**EXERCISE OBJECTIVE**: An exact reproduction of the lines from the one with "Output a JSON" to the end of the data below is required. No other lines may be included.

[Data about app and page elements]
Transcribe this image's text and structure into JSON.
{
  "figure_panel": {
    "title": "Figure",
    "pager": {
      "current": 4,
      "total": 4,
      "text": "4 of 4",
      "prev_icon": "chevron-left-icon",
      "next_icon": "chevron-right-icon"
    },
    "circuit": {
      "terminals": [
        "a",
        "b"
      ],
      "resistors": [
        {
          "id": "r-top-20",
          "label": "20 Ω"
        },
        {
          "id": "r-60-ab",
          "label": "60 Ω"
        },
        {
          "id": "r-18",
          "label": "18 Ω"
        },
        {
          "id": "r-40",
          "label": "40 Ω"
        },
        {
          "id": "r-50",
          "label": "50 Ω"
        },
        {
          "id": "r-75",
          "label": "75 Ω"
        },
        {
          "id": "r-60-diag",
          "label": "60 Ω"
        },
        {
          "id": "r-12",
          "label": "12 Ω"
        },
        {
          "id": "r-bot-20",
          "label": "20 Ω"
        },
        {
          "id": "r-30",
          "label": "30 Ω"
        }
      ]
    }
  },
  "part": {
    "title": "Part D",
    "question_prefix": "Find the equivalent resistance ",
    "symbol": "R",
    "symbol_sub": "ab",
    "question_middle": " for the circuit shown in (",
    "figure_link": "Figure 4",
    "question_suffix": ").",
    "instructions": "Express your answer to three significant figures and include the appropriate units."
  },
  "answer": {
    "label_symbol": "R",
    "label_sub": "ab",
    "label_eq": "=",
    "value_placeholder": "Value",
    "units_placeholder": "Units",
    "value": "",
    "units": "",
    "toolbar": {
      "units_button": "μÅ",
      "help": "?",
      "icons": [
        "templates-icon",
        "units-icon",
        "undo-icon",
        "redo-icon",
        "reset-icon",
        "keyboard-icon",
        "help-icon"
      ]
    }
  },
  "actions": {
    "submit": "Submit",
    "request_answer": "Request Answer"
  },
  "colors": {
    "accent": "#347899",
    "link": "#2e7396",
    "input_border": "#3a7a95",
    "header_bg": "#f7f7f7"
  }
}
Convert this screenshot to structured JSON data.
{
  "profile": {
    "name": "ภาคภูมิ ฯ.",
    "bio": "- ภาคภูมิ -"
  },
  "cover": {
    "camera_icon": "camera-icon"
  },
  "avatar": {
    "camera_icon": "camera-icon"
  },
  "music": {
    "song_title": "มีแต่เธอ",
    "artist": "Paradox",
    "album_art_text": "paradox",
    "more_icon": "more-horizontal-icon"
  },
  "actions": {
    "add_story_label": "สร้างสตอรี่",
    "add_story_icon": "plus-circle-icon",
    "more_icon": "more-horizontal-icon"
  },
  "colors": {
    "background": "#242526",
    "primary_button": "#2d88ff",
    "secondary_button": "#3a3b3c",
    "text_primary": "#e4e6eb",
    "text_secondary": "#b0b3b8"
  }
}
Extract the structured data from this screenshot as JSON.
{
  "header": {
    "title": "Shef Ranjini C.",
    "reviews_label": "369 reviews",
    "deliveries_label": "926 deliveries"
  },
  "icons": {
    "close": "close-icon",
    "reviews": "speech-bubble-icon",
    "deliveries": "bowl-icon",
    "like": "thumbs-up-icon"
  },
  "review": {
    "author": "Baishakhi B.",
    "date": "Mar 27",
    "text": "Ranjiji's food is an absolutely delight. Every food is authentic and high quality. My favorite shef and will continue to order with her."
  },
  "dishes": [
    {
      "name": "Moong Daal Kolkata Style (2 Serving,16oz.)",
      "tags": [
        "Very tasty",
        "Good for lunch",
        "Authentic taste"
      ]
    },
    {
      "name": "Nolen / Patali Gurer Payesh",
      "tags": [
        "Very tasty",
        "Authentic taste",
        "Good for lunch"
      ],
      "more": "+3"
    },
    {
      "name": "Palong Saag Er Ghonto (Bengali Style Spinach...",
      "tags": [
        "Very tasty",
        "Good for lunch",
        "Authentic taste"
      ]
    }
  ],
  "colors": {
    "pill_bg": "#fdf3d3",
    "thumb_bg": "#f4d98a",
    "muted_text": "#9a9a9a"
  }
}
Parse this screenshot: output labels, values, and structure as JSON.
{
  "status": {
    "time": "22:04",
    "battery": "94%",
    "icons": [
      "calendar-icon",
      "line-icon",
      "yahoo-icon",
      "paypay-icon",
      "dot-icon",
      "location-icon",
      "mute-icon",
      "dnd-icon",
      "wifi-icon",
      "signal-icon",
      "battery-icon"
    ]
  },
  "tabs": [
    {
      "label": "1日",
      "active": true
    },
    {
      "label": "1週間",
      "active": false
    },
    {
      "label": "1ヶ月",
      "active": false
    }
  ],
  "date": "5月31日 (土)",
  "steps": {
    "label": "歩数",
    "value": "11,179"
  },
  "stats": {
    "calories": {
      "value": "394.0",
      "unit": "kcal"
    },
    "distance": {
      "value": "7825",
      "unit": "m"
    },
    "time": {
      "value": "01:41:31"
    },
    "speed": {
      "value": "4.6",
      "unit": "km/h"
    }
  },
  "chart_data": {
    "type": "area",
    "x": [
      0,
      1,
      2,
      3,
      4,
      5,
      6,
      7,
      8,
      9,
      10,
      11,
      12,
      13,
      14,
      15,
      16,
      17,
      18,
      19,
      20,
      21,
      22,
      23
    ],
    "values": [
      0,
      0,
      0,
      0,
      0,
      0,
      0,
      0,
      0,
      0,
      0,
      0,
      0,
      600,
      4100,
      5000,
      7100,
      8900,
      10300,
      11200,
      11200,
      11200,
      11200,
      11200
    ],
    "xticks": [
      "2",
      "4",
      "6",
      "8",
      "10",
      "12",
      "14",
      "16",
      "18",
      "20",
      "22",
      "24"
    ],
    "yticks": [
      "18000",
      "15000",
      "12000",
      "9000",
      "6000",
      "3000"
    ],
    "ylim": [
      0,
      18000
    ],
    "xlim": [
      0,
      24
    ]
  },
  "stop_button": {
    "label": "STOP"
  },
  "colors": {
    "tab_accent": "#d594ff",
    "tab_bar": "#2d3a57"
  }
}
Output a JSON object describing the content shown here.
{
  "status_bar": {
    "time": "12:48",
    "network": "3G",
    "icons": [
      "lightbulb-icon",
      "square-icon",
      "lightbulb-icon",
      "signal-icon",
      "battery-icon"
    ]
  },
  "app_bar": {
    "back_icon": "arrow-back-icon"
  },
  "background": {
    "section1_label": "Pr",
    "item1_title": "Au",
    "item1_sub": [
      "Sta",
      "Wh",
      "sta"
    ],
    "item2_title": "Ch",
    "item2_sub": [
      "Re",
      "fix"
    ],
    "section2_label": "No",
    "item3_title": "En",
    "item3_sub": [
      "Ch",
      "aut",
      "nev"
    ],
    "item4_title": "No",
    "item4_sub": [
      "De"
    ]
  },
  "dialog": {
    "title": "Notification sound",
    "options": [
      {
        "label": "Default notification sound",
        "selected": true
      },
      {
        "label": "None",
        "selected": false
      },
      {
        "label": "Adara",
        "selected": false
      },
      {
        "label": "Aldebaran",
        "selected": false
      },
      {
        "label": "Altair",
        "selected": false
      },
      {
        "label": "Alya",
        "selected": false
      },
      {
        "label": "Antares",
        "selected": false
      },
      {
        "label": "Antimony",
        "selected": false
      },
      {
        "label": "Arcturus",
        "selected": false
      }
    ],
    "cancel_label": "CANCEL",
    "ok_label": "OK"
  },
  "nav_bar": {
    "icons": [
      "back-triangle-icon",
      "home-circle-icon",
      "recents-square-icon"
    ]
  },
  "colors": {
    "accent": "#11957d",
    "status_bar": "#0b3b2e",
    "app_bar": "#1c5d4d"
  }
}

**RESPONSE AREA**:
Output a JSON object describing the content shown here.
{
  "status_bar": {
    "time": "12:48",
    "network": "3G",
    "icons": [
      "lightbulb-icon",
      "square-icon",
      "lightbulb-icon",
      "signal-icon",
      "battery-icon"
    ]
  },
  "app_bar": {
    "back_icon": "arrow-back-icon"
  },
  "background": {
    "section1_label": "Pr",
    "item1_title": "Au",
    "item1_sub": [
      "Sta",
      "Wh",
      "sta"
    ],
    "item2_title": "Ch",
    "item2_sub": [
      "Re",
      "fix"
    ],
    "section2_label": "No",
    "item3_title": "En",
    "item3_sub": [
      "Ch",
      "aut",
      "nev"
    ],
    "item4_title": "No",
    "item4_sub": [
      "De"
    ]
  },
  "dialog": {
    "title": "Notification sound",
    "options": [
      {
        "label": "Default notification sound",
        "selected": true
      },
      {
        "label": "None",
        "selected": false
      },
      {
        "label": "Adara",
        "selected": false
      },
      {
        "label": "Aldebaran",
        "selected": false
      },
      {
        "label": "Altair",
        "selected": false
      },
      {
        "label": "Alya",
        "selected": false
      },
      {
        "label": "Antares",
        "selected": false
      },
      {
        "label": "Antimony",
        "selected": false
      },
      {
        "label": "Arcturus",
        "selected": false
      }
    ],
    "cancel_label": "CANCEL",
    "ok_label": "OK"
  },
  "nav_bar": {
    "icons": [
      "back-triangle-icon",
      "home-circle-icon",
      "recents-square-icon"
    ]
  },
  "colors": {
    "accent": "#11957d",
    "status_bar": "#0b3b2e",
    "app_bar": "#1c5d4d"
  }
}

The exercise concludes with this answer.